The new authorities are clearly positioning themselves as the righteous men who will do away with the errors of the past. The minister of Economy and Finance, Akylbek Japarov, whose words are reported by Kaktusmedia, has praised his own camp for taking action: “the new government found the strength to put an end to this. […] Active participants, including the president, put their reputation, their political future on the line, but I believe that history and the future generations will justify us no matter the outcome.” Not all buy into this rhetoric, however. In an extraordinary parliamentary session on May 17, 2021, MP Ryskeldi Mombekov confronted his colleagues: “Why are we only taking on what happened until October 2020? Is everyone before that date a traitor? […] If you call them traitors—Akayev, Bakiyev, Atambayev, Jeenbekov—then half of those who are sitting here are also traitors, because we all served under them.”
This includes President Japarov, who was part and parcel of the system he now denounces, as an ally of former president and kleptocrat Kurmanbek Bakiyev and the head of his National Agency for the Prevention of Corruption. Although calls for nationalization and conflicts around Kumtor have been the cornerstone of his career post-Bakiyev, by the time of his appointment as prime minister in October 2020, Sadyr Japarov had changed his tune.
As reported by Radio Azattyk, the country’s new strongman declared that since little gold was left to extract from the mine, Centerra should simply finish exploiting it and carry out the reclamation process. However, on February 24, 2021, the Canadian company reported a 107% increase in the known reserves of the mine, extending its activities by another five years, to 2031. By May 7, in a series of events detailed by US media Eurasianet, the Kyrgyz parliament had adopted a law enabling the government to impose external management on KGC for alleged environmental and safety violations focused on the pollution of nearby glaciers.
For Beril Ocakli, “the recent developments manifest the next attempt of co-optation and instrumentalization based on the ecological destruction driven by the Kumtor operations. It is good to see the incumbent government care about the nature and the future of the country, however, as MP Ryskeldi Mombekov uttered at the extraordinary Jogorku Kenesh session on May 17, history will indeed not forgive those who now blame the ecological destruction solely on the operating company. It takes two to tango.” As she points out in an interview with Voices on Central Asia, “building institutional trust will take a serious commitment to rule of law and sanctioning rule-breaking. And by that I do not mean populist promises; I mean taking citizens, their concerns and agency seriously and actually walking the walk.”

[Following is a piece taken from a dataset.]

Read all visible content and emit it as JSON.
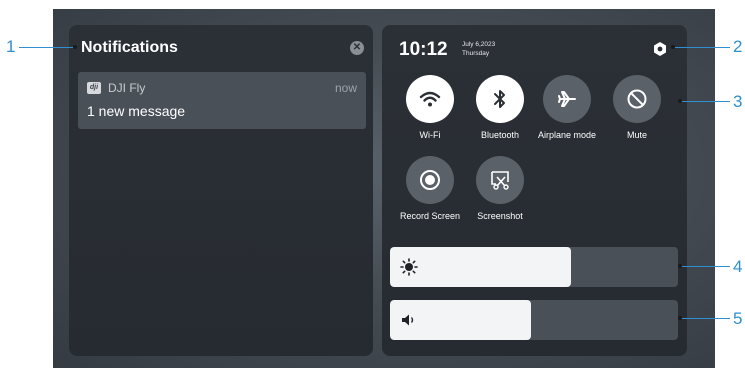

Sadyr Japarov and his government’s populist tendencies, lack of transparency, aggressive stance against Centerra and focus on the prosecution of past leaders and rivals in their anti-corruption efforts may not signal such a commitment. Neither do President Japarov’s proposals to reform the mining sector via a revised Mining Code and local hiring quotas, which, according to Beril Ocakli, are hardly anything new. Kumtor has become a centerpiece of the new authorities’ policy, but, in the words of opposition figure Shirin Aitmatova, “What is the use of these anti-corruption, anti-kleptocratic detailed plans, programs and strategies, if their implementation is entrusted to the same ‘façade’ leaders under whom corruption flourishes in the hollow and impotent institutions entrusted to them?”
Pia de Gouvello
Writer for Novastan in Bishkek